That’s an impressive effort and deserves the gratitude of the community. In addition to being a tourism draw, it provides a local outlet for kids and adults to be active and moving in one of the city’s beautiful parks.
Thanks to Jennifer Tigges, Laura Bies, Mike Heitz and all the KIDS members and supporters who brought this project to fruition.
An effort in the Epworth community to rename the local school after one of its longtime educators is an idea worth developing.
The suggestion came from Tom Wickham, another former longtime administrator in the Western Dubuque Community School District, who has begun a petition drive. Wickham believes the school should bear the name of Geraldine McCarthy, who was teaching principal at Epworth Elementary School from 1970 until her retirement in 1999. In all, her teaching career spanned more than 50 years, predating the district itself and stretching back to the days of the one-room schoolhouse. McCarthy died in 2018 at age 91, having devoted her life to education.
That sounds like a local star, worthy of recognition.
For centuries, the names stuck on edifices far and wide tended to be people who climbed traditional success ladders or amassed fortunes — like political leaders, heads of institutions and captains of industry. That left out a lot of ordinary people who led extraordinary lives and made enormous impacts on the lives of others. It also left out most women and people of color.
While all five elementary buildings in the Western Dubuque Community School District are named for the communities in which they reside, Drexler Middle School in Farley is named for a beloved local educator — Wayne Drexler, so there is precedent for such a move.
WD Superintendent Rick Colpitts said the school board will consider hearing more from the petitioners and reach a decision after that.

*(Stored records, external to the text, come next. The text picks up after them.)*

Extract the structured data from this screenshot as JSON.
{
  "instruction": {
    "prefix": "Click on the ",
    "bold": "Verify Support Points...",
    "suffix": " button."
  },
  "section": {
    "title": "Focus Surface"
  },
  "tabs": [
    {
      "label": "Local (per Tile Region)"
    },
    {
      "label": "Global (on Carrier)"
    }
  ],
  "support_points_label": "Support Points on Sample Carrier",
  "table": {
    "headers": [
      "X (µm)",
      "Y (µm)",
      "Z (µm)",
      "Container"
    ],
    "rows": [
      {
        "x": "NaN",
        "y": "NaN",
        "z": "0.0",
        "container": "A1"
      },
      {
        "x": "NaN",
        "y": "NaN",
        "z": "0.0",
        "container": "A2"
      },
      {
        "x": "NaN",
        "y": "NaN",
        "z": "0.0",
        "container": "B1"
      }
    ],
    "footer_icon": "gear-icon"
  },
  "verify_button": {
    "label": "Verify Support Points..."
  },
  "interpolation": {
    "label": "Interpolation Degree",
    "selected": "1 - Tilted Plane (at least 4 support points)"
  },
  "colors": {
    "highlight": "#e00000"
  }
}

Here’s hoping the board runs with this suggestion and names the school after a woman who dedicated her life to educating the children who attended there. What could be more fitting?
Much has been written about the Environmental Protection Agency’s changes to the Renewable Fuel Standard and its impact on corn farmers. But the reach of those federal changes is even broader than the agricultural sector.

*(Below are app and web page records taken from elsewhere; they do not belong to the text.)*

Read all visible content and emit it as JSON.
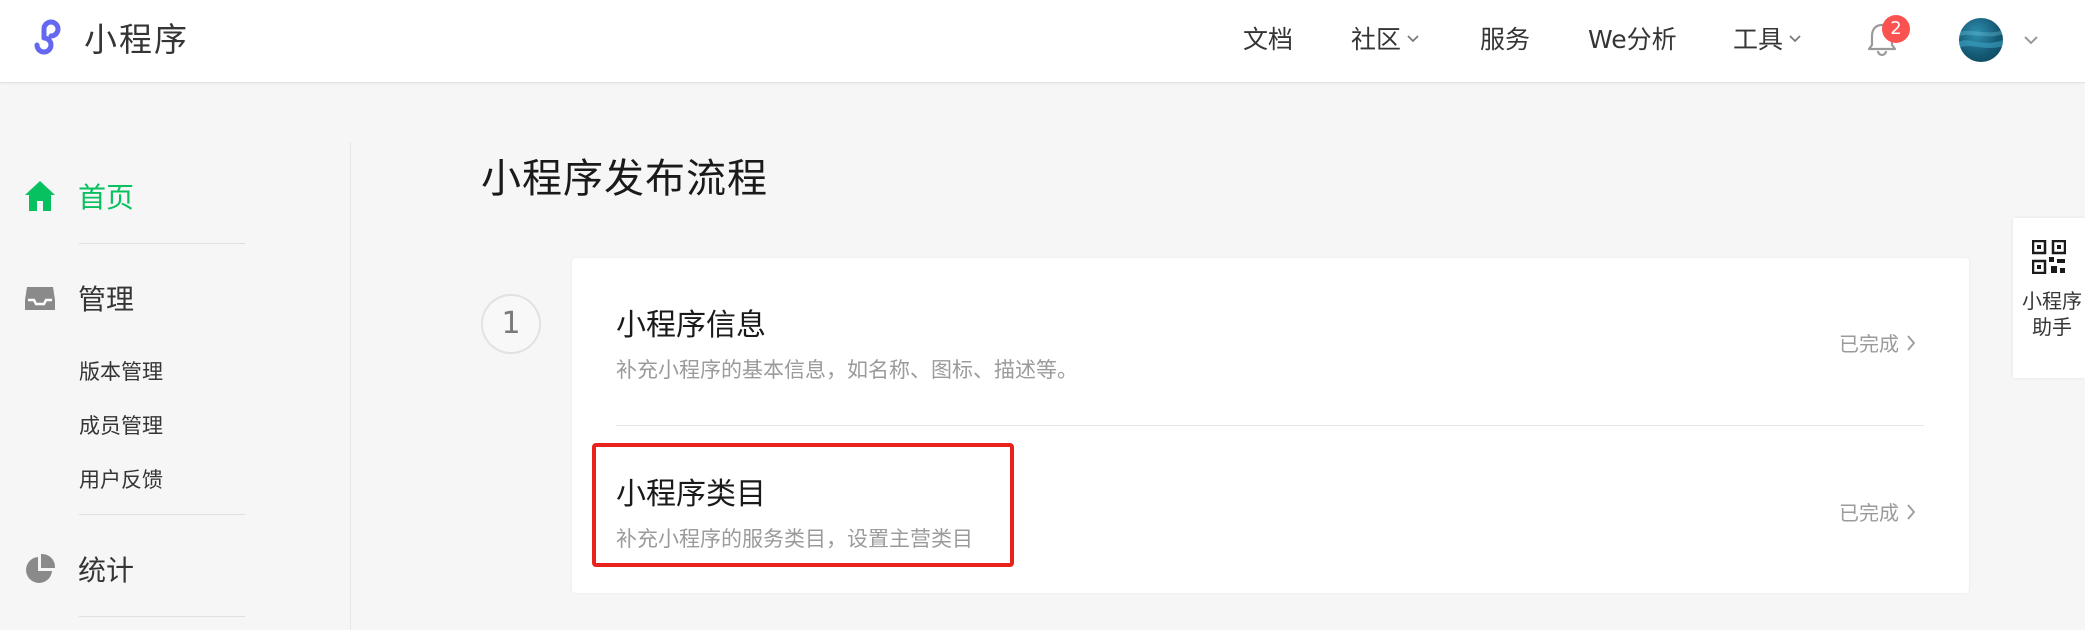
{
  "header": {
    "app_name": "小程序",
    "nav": [
      {
        "label": "文档",
        "has_dropdown": false
      },
      {
        "label": "社区",
        "has_dropdown": true
      },
      {
        "label": "服务",
        "has_dropdown": false
      },
      {
        "label": "We分析",
        "has_dropdown": false
      },
      {
        "label": "工具",
        "has_dropdown": true
      }
    ],
    "notification_count": "2",
    "logo_color": "#6467f0",
    "badge_color": "#fa5151"
  },
  "sidebar": {
    "home": {
      "label": "首页",
      "icon": "home-icon",
      "active": true
    },
    "manage": {
      "label": "管理",
      "icon": "inbox-icon"
    },
    "manage_items": [
      "版本管理",
      "成员管理",
      "用户反馈"
    ],
    "stats": {
      "label": "统计",
      "icon": "pie-chart-icon"
    },
    "active_color": "#07c160"
  },
  "main": {
    "title": "小程序发布流程",
    "step_number": "1",
    "rows": [
      {
        "title": "小程序信息",
        "desc": "补充小程序的基本信息，如名称、图标、描述等。",
        "status": "已完成"
      },
      {
        "title": "小程序类目",
        "desc": "补充小程序的服务类目，设置主营类目",
        "status": "已完成"
      }
    ],
    "highlight_color": "#e8231b"
  },
  "helper": {
    "label": "小程序助手",
    "icon": "qr-code-icon"
  }
}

Dubuque city officials recently learned that the company chosen by the Dubuque Metropolitan Area Solid Waste Agency to capture and move CO2 from the landfill has pulled out of the agreement. An agreement with Trillium called for the company to build a system to compress the gas created by burning methane from deep in the landfill and then create biofuel for vehicles. The plan called for Trillium to make the capital investment and then pay the solid waste agency $300,000 in annual royalties.
But changes in the Renewable Fuel Standard have led to instability in the biofuels sector and falling prices, so Trillium backed out of the deal.
How disappointing. When citizens hear politicians talking about making changes to the EPA, it might seem like something far removed from everyday life. Yet right here in Dubuque County are two significant examples — corn farmers and the landfill (aka taxpayers) — that suffered financial blows thanks to these changes at the federal level. It’s one more reason to restore the Renewable Fuel Standard to its previous strength.